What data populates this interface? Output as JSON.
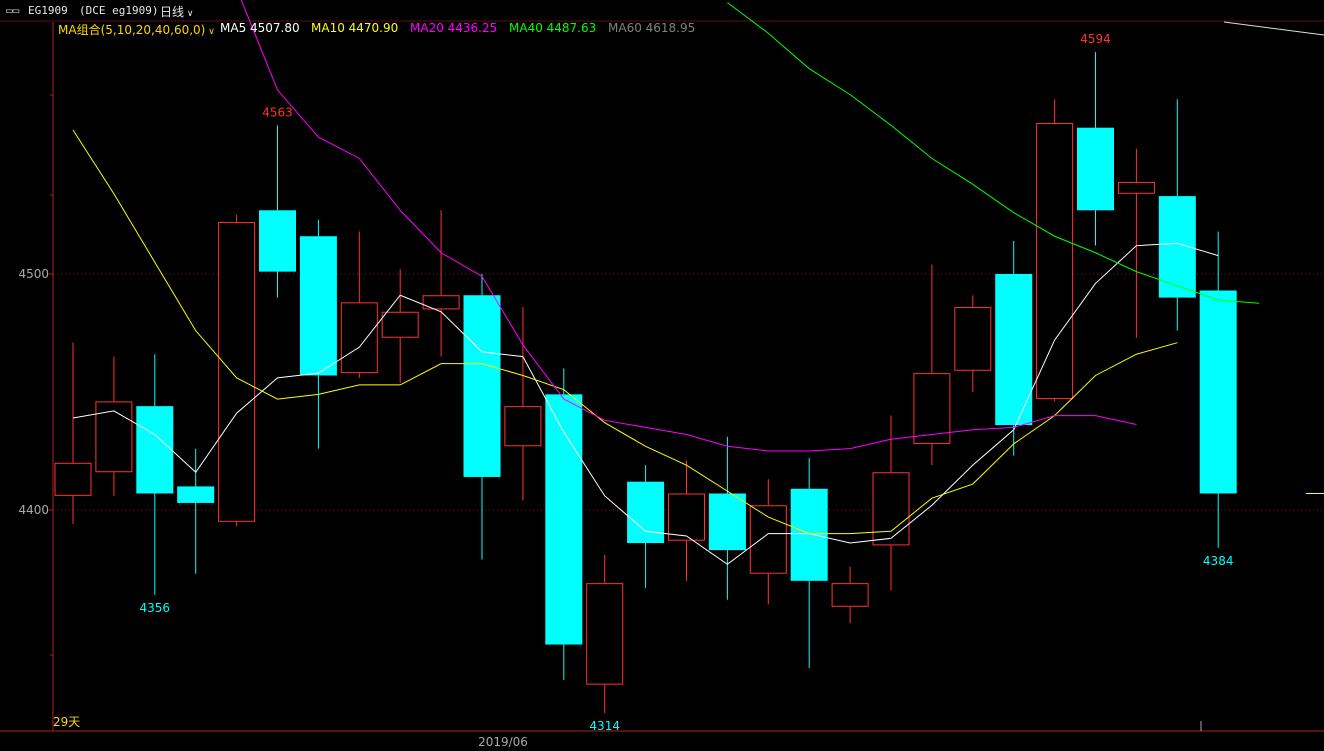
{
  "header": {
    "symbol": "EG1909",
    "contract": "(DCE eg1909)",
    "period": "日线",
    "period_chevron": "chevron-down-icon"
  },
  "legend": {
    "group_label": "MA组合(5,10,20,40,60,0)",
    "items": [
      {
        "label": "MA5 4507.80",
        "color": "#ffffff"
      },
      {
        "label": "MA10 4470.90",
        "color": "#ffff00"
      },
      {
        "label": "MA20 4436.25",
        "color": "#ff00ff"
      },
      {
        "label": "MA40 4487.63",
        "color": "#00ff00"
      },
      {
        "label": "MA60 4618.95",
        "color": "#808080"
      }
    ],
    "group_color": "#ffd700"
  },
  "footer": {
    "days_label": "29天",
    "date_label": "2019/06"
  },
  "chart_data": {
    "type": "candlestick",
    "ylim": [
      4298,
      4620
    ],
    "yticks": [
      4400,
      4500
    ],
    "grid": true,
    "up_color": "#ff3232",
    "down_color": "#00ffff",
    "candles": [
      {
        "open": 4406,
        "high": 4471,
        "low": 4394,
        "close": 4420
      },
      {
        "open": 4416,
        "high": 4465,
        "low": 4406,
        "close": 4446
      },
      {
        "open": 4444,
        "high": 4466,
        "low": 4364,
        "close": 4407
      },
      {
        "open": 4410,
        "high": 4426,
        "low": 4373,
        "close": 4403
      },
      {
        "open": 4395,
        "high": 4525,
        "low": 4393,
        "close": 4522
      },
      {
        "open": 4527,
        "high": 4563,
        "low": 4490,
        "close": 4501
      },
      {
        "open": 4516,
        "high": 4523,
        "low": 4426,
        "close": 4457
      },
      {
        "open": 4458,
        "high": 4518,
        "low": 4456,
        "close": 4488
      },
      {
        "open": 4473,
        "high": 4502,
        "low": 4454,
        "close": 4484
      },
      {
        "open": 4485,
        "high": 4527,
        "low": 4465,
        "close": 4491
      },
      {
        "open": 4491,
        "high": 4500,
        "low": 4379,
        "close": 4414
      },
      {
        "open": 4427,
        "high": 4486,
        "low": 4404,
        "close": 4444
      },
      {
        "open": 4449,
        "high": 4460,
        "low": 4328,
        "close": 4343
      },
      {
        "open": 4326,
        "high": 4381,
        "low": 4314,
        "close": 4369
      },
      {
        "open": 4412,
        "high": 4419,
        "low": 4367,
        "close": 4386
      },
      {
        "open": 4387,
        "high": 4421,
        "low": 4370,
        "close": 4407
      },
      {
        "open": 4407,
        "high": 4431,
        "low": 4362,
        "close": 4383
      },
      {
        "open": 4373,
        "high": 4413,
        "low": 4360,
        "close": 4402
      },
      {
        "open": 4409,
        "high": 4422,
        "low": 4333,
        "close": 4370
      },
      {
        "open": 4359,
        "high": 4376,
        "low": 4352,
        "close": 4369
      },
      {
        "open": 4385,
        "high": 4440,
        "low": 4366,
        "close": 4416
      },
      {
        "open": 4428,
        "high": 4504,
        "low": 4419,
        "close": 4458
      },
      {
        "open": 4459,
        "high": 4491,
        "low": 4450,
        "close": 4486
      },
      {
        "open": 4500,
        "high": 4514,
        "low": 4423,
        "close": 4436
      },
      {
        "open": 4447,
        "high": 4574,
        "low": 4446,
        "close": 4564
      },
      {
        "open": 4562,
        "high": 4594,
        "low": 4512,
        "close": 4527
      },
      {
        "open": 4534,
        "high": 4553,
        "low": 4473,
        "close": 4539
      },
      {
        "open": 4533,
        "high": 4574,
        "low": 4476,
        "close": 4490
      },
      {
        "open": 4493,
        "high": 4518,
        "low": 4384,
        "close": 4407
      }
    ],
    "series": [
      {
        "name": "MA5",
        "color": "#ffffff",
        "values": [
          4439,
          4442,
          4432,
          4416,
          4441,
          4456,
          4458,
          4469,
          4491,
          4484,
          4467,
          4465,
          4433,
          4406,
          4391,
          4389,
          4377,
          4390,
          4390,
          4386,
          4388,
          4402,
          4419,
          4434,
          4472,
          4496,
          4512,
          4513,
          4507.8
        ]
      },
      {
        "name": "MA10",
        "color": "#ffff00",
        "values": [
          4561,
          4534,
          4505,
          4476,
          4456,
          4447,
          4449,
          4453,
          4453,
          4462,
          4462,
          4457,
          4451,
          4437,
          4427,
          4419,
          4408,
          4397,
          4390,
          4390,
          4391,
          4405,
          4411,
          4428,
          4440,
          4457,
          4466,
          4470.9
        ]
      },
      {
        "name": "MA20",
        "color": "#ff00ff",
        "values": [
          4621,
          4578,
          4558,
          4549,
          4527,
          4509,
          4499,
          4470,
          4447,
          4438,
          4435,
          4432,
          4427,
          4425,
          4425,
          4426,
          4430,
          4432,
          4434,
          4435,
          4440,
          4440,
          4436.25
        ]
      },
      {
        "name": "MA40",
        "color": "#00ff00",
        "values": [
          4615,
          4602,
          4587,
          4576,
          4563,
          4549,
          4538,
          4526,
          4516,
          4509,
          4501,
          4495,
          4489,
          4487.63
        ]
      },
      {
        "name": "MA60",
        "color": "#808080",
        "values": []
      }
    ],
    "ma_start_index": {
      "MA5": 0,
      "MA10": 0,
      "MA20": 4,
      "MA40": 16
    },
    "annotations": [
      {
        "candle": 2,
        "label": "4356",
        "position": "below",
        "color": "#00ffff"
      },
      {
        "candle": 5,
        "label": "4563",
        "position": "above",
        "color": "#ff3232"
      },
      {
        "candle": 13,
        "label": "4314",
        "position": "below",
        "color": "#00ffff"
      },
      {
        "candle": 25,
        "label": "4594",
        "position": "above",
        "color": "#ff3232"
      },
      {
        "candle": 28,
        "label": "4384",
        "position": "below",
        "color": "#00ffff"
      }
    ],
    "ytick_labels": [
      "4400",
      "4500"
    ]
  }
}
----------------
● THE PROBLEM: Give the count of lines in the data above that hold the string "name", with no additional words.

● RESULT OF THIS TASK: 5